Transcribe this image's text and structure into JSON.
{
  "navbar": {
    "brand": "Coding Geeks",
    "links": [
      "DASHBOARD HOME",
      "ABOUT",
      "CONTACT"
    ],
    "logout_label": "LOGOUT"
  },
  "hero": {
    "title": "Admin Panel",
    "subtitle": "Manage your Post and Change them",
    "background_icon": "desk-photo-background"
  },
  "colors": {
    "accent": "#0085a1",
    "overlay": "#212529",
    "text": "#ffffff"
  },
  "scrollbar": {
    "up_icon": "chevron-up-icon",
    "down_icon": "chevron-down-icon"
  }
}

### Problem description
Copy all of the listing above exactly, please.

### Result for this exercise
Transcribe this image's text and structure into JSON.
{
  "navbar": {
    "brand": "Coding Geeks",
    "links": [
      "DASHBOARD HOME",
      "ABOUT",
      "CONTACT"
    ],
    "logout_label": "LOGOUT"
  },
  "hero": {
    "title": "Admin Panel",
    "subtitle": "Manage your Post and Change them",
    "background_icon": "desk-photo-background"
  },
  "colors": {
    "accent": "#0085a1",
    "overlay": "#212529",
    "text": "#ffffff"
  },
  "scrollbar": {
    "up_icon": "chevron-up-icon",
    "down_icon": "chevron-down-icon"
  }
}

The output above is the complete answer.